The AMECEA Pastoral Coordinator acknowledged with appreciation the impact of this training testifying, “Despite (the fact) that they (soldiers) use guns, they strive to work with dignity of life, to the extent that every life is sacred and ought to be defended, even of the enemy.”

“There was an enemy of the opposite side who came shooting,” Fr Chimombo said in relation to an attack the soldiers contained and continued, “all (soldiers) went but instead of killing him, they surrounded him and brought him alive.”

“Even this man whom they had chained, the soldiers had to unchain him and gave him advice and took all the weapons,” Fr. Chimombo shared, recalling what he was told in his recent visit to Juba, South Sudan.

The catechesis at the Good Shepherd Peace Center seems to be bearing fruit, bringing about the desired change in the beneficiaries of the programs there, among them, soldiers, Fr. Chimombo confirmed.
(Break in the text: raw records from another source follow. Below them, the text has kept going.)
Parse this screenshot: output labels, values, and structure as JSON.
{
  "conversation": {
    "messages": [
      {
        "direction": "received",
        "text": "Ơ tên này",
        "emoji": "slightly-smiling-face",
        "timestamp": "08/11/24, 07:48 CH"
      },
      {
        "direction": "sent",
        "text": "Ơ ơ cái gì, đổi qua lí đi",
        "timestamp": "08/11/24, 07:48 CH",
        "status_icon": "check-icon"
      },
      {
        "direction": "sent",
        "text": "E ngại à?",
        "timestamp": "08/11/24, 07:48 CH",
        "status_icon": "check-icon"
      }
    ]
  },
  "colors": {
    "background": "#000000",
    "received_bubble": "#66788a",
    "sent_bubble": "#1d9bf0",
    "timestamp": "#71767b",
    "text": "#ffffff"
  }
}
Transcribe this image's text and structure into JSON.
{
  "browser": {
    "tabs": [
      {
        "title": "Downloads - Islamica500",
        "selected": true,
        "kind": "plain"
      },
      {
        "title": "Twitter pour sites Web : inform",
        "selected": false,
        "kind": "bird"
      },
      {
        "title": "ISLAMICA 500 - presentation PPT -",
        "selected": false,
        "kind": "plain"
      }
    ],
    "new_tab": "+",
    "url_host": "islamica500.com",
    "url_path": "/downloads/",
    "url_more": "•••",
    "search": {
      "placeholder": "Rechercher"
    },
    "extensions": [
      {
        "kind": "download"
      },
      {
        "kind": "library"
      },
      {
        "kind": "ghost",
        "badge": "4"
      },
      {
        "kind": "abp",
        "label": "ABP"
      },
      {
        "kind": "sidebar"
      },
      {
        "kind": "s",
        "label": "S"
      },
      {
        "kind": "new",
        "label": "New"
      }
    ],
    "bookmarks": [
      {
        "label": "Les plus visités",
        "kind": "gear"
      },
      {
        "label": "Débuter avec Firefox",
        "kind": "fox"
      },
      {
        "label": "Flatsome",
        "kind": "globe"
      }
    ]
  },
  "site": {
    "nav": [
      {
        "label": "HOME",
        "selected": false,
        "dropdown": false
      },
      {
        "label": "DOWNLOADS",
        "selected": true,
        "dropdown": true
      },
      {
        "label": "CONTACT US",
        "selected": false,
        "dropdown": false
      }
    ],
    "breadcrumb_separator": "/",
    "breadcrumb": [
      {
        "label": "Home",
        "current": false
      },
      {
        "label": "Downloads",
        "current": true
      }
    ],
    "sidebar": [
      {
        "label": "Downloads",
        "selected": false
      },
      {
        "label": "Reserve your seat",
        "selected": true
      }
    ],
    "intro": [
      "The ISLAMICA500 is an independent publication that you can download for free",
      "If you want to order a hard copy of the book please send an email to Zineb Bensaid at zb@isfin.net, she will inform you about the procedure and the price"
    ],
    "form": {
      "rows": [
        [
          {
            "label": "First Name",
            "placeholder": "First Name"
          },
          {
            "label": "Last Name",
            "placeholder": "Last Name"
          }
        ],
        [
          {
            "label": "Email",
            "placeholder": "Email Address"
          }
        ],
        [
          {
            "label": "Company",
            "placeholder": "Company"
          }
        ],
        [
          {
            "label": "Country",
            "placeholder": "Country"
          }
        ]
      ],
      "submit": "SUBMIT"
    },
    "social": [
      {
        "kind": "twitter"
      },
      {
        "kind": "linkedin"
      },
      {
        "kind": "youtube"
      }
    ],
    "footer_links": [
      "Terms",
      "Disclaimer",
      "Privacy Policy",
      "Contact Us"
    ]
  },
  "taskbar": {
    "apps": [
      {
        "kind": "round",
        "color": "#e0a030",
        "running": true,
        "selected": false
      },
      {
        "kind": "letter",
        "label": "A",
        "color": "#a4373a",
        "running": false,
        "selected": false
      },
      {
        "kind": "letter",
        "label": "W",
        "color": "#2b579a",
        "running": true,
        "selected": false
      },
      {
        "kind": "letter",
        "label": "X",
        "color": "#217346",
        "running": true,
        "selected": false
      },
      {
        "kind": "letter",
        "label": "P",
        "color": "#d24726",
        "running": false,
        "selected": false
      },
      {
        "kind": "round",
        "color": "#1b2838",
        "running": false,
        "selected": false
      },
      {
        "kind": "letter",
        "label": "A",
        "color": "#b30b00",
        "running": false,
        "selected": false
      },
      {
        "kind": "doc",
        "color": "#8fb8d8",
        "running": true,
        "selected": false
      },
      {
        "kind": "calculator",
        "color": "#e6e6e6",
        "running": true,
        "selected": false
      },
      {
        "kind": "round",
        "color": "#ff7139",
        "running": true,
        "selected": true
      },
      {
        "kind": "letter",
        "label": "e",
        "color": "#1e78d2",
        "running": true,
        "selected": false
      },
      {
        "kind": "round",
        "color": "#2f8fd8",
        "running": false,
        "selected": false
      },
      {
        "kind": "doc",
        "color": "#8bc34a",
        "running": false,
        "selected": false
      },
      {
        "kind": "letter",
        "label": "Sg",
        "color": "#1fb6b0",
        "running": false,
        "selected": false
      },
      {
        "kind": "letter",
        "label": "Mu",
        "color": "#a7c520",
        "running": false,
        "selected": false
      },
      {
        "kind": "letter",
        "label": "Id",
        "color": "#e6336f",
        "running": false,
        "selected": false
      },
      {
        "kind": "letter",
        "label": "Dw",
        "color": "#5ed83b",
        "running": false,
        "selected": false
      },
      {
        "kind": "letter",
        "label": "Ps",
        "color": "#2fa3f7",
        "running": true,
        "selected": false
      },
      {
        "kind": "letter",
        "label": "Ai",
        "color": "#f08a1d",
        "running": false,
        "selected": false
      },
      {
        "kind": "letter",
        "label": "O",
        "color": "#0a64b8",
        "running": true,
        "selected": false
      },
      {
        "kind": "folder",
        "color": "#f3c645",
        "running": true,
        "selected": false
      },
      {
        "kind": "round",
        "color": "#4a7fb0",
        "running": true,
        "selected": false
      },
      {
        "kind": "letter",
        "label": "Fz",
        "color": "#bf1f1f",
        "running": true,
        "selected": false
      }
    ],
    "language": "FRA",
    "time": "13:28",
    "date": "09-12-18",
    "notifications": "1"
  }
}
Asked about the impression of his companion during the South Sudan visit, Prof. Klaus Vellguth, head of the department of theological research at Missio Aachen, Fr. Chimombo said, “He is carrying a positive message to fellow members in Germany and also to the rest of Missio. He (Prof. Vellguth) is going to communicate that message, portraying the positive aspects that are in South Sudan.”